> [ACTIVITY]: Count the lines below that contain the word "Home", and give only that number.
Start of DATASET
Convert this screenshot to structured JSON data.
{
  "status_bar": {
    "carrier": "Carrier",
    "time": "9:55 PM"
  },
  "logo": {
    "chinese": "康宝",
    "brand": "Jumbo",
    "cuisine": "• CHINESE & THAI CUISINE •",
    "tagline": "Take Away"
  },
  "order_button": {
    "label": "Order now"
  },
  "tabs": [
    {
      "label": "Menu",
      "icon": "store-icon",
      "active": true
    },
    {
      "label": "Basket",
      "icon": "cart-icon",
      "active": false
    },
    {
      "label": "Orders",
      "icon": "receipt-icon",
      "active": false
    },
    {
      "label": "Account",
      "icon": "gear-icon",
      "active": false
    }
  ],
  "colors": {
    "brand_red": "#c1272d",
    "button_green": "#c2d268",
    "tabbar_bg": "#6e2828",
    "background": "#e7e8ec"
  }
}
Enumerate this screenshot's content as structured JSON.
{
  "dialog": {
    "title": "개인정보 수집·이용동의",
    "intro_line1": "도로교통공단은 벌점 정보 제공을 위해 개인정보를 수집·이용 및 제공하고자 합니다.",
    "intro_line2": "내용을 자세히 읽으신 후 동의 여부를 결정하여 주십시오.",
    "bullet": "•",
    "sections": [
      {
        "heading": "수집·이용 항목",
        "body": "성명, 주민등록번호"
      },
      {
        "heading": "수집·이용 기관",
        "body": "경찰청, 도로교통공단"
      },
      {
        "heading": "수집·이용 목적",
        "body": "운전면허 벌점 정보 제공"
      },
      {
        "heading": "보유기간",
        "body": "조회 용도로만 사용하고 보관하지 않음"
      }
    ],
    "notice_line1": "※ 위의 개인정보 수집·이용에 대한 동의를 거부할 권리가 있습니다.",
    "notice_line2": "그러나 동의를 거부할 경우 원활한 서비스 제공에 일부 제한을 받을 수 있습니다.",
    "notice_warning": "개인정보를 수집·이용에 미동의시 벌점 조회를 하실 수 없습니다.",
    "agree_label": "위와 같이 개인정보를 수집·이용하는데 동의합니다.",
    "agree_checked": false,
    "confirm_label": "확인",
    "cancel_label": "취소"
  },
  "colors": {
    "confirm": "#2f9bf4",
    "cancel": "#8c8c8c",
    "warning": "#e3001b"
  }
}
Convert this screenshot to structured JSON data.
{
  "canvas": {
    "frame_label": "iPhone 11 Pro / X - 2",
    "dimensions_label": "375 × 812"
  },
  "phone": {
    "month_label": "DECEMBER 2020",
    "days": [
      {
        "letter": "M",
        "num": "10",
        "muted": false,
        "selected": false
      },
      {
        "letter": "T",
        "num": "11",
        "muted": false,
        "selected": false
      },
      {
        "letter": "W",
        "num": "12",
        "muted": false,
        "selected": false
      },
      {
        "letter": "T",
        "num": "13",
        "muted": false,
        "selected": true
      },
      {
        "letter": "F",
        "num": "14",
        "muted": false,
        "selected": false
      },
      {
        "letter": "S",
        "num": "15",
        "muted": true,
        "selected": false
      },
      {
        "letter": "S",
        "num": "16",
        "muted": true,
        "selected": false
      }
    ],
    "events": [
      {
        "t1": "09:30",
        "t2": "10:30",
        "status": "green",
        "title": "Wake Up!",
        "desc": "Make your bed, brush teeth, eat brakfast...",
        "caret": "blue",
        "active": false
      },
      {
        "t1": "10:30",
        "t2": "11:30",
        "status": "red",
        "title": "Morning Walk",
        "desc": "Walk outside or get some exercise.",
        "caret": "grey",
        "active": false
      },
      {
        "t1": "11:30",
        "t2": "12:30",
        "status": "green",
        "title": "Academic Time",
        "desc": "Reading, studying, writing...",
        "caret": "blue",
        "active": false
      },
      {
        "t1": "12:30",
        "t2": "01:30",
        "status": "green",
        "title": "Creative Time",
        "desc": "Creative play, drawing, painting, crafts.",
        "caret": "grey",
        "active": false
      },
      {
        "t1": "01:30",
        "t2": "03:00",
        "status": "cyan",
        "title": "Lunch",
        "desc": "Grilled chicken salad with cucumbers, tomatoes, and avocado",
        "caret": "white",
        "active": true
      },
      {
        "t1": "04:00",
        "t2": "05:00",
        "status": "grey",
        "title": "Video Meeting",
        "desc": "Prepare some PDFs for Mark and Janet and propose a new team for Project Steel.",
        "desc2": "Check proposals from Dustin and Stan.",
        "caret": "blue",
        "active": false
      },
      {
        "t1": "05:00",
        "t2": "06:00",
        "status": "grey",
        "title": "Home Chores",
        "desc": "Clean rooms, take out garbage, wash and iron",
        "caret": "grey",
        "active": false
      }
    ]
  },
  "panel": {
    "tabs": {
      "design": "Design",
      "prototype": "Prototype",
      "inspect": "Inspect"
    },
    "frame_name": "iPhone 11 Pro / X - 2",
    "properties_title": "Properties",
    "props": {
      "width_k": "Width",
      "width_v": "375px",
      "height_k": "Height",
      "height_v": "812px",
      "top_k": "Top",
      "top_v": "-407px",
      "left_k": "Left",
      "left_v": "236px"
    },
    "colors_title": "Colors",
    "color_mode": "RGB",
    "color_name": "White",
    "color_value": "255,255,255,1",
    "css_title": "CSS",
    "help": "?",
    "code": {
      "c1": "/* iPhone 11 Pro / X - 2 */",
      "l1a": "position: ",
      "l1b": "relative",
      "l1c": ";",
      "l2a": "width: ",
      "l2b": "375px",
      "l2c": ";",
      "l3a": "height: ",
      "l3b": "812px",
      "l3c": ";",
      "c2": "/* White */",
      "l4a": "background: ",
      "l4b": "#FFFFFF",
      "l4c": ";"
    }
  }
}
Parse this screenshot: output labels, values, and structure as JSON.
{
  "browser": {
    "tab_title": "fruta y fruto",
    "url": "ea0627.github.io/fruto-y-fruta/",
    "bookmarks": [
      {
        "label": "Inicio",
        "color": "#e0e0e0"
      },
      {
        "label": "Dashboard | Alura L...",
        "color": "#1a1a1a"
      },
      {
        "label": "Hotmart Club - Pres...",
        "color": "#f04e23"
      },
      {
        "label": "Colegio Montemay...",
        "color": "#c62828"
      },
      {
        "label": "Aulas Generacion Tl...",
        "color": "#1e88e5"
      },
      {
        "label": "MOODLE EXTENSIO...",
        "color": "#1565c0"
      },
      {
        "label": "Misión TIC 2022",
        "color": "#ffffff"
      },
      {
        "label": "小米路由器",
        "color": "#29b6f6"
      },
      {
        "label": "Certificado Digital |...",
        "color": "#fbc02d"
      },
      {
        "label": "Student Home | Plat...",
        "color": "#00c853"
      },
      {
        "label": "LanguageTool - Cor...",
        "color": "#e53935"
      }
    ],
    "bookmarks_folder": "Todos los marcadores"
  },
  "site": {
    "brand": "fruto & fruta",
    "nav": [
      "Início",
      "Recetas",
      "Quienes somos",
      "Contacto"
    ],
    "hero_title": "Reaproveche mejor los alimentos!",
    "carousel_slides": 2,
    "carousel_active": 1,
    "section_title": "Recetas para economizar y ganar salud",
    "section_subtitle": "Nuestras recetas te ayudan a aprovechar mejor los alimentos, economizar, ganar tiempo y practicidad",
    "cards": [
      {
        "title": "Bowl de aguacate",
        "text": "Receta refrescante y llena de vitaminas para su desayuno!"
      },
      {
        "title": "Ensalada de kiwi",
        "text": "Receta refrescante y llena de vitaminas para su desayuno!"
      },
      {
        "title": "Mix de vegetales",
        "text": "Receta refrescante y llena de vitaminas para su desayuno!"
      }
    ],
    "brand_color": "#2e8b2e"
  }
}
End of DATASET
> [ANSWER FOR THIS EXERCISE]: 2